been raised regarding the potential of lead toxicity to occur from mobilization of these bone stores during times of increased bone turnover, such as pregnancy, lactation, and other hypermetabolic states [Silbergeld, 1991]. We describe the presentation, evaluation, and treatment of a patient with lead poisoning, no identifiable ongoing lead exposure, high skeletal lead as noted by K-X-ray fluorescence (K-XRF, an in vivo method of accurately quantitating bone stores), and marked hyperthyroidism.
Initial presentation. A 37-year-old woman employed as a salesperson in a clothing store experienced persistent fatigue, insomnia, difficult concentrating, abdominal cramps, weight loss, muscle and joint aching, and tremor for several months. After reading newspaper reports on lead poisoning, she wondered if her symptoms might be related to work she last performed 7 years earlier, when she removed paint during the course of renovating houses. She requested a blood lead tests from an otolaryngologist who was treating her for an ear infection. The physician found that her chemistry screen (glucose, liver function tests, blood urea nitrogen, creatinine, calcium, and phosphorus) was normal, but that she had an elevated blood lead level of 2.46 µmol/l (51 µg/dl) and an elevated erythrocyte protoporphyrin (EP) level of 0.78 µmol/l (44 µg/dl; normal <0.62 µmol/l or 35 µg/dl).
She was referred to an occupational medicine specialist (R.H.G.). Detailed questioning did not reveal any sources of recent lead exposure. Her two teenage children who lived with her were asymptomatic and had blood leads less than .19 µmol/l (4 µg/dl).

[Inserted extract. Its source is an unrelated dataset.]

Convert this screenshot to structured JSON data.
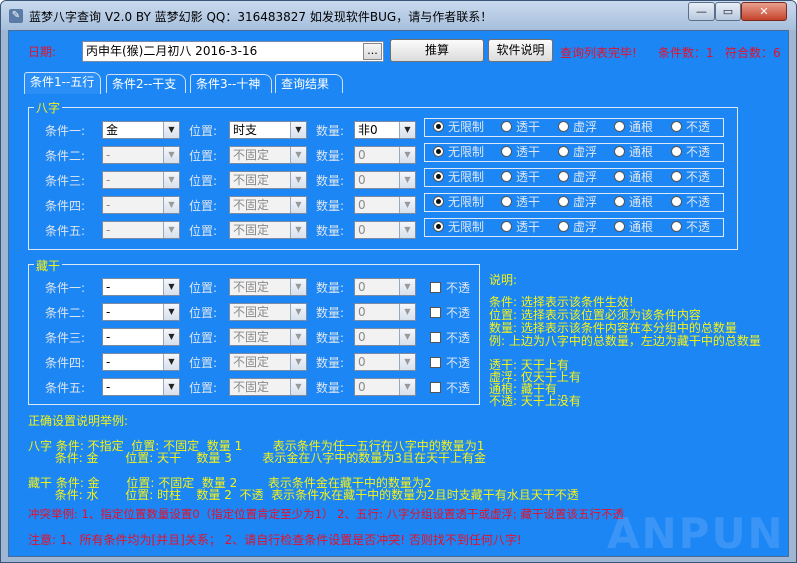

Seven and 10 years previously she had assisted with the deleading of two homes. For a total of about 6 months she scraped and sanded lead paint, wore no respiratory protection, and smoked and ate at the work site. She also recalled that as a child she lived in an old house, frequently chewed on woodwork, windowsills, paper, and pencils, and had chronic abdominal complaints and anemia. She did not recall having a blood lead test as a child. She was held back for 1 year in school because of “math problems.”
Her medical history was notable only for symptoms of Raynaud’s phenomenon, for which she briefly had taken verapamil without relief. She smoked one pack of cigarettes daily and denied any regular alcohol ingestion.
On physical examination she appeared clinically hyperthyroid, with a regular pulse of 112, blood pressure of 130/60 mm Hg, diffusely enlarged and tender thyroid gland, marked “lid lag,” fine resting tremor of both hands, and symmetric hyperreflexia. She also had difficulty replicating Bender diagrams.
The blood lead level, which was measured by flameless atomic absorption spectroscopy in an OSHA-approved laboratory (Bioran, Inc.), was 2.56 µmol/l (53 µg/dl). The EP level, which was measured by hematofluorometry (ESA Labs, Inc.), was 0.66 µmol/1 (38 µg/dl). The serum thyroxine (T4) was >257 nmol/l (>20 µg/dl; normal 64–154 nmol/l), the triiodothyroxine (T3) uptake was 39.9% (normal 30– 40%), free thyroxine (free T4) was 108 pmol/l (8.4 ng/dl; normal 9.0–22), and thyroxine stimulating hormone was (TSH) <0.05 mIU/l (normal 0.46–3.59). The blood urea nitrogen was 6.1 mmol/l (17 mg/dl), and the serum creatinine 61.9 µmol/l (0.7 mg/dl). The hematocrit was 39.6% and the hemoglobin was 133 g/l (13.3 g/dl). No basophilic stippling was seen on a blood smear. A 24-hour radioactive iodine